With Concerto No.3 we enter a somewhat different (though closely related) musical world. Right from the opening bars there is a greater sense of drama, a more peculiarly Beethovenian kind of power. The model of Mozart is still visible, however, and Kempf resisted that temptation to which many a pianist and conductor have succumbed: to inflate this concerto’s manner and substance inappropriately. It is a work that has unmissable connections with K.491. And yet, of course, it is a work that Mozart wouldn’t have written. It is a kind of transitional work (which description is not meant to suggest that it isn’t a fully ‘finished’ and stylistically coherent work). Tovey, perceptively, says of it that “it is one of the works in which we most clearly see the style of [Beethoven’s] first period preparing to develop into that of his second”. And, happily, Kempf and the RPO proved themselves to be just as much at home here as they had been in the two preceding concertos. There was, comparatively, a greater, but unexaggerated forcefulness to Kempf’s playing in the opening allegro and he allowed (not inappropriately) the piano to assume a more dominant role in some passages than it had in the two earlier concertos. There was a spaciously limpid quality to Kempf’s playing at the opening of the largo and much in the movement had that quasi-religious dimension that so many of the mature Beethoven’s slow movements possess; the work of the woodwinds was particularly fine here too. The final rondo began with a cheerful, almost bubbly, energy and articulation, and the comic (in the highest and best sense of the word) spirit was sustained throughout.

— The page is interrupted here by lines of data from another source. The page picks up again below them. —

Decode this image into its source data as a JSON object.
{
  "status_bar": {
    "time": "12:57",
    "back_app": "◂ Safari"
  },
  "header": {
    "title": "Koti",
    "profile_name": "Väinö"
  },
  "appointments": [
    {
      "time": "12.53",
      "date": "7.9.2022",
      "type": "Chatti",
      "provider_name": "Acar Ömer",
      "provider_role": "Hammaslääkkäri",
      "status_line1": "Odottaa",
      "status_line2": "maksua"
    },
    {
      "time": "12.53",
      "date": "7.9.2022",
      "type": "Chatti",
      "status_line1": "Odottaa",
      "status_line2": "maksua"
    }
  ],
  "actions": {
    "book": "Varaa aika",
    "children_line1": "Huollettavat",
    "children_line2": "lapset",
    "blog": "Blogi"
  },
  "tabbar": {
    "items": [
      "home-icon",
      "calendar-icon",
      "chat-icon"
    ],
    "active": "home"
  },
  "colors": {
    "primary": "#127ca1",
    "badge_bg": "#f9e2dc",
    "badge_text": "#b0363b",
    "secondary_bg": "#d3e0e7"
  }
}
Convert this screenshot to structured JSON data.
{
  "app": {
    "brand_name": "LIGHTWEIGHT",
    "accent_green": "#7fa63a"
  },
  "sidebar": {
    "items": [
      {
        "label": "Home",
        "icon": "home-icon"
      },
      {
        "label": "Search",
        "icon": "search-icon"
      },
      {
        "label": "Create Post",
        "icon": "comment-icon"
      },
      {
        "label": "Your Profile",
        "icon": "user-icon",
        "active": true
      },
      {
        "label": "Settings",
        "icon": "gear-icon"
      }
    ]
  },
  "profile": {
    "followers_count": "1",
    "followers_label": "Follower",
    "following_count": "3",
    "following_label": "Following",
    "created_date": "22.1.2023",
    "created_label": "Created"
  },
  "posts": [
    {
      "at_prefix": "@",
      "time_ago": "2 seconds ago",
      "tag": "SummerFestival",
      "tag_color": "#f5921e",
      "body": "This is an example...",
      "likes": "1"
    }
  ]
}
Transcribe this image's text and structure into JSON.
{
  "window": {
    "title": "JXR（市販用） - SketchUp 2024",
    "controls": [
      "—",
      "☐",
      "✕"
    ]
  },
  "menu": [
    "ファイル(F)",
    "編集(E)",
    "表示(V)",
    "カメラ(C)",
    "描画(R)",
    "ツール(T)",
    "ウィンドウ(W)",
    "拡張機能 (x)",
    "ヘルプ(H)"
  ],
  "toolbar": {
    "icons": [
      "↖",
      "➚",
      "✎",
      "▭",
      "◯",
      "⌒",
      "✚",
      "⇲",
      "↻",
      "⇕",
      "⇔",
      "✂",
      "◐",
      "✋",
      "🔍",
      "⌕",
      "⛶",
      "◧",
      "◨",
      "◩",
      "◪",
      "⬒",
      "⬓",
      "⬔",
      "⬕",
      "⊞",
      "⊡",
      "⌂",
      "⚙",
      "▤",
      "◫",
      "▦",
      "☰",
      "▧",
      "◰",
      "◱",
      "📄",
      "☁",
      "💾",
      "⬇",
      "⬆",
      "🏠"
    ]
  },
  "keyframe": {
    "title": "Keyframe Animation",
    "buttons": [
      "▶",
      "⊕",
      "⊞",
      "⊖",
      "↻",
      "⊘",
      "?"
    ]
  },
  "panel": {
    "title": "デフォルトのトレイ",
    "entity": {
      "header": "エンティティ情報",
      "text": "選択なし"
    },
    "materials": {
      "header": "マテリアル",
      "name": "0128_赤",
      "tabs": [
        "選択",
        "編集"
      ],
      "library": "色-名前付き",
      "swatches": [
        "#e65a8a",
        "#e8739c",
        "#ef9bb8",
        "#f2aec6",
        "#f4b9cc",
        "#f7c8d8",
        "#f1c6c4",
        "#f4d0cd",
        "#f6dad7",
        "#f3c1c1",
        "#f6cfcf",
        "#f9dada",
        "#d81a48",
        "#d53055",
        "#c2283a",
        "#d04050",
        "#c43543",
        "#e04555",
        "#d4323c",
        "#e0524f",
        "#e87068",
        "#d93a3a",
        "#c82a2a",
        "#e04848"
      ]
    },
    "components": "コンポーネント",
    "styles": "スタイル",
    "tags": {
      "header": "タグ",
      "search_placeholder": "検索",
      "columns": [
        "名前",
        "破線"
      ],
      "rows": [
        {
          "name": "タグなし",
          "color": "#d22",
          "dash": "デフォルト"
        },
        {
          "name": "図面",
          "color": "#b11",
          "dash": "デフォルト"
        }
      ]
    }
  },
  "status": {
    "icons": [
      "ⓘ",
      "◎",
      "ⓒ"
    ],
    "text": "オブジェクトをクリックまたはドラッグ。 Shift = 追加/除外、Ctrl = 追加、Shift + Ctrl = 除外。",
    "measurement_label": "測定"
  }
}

Kempf’s readings of all three concertos were altogether persuasive (which isn’t to say that others couldn’t be imagined – there are no such things as ‘definitive’ interpretations of music as rich as this). One had the feeling that the Orchestra were altogether happy with Kempf’s leadership and orchestra and soloist were entirely at one throughout. One has sometimes taken an odd kind of pleasure in performances of piano concertos in which there was an obvious tension between the tastes of (or the ‘directions’ adopted by) soloist and conductor. The awkwardness of some of the transitions, some of the ‘joins’, in such performances is not without its interest. But how much more satisfying are performances such as these; performances fully expressive of a single vision of the music, in which every element is successfully integrated. And even more special are those occasions, like this one, when one is persuaded (who knows whether rightly or wrongly?) that the composer himself (despite all the changes in instrumentation and musical manner in the years between) might also have experienced a happy sense of ‘recognition’ had he heard the performance.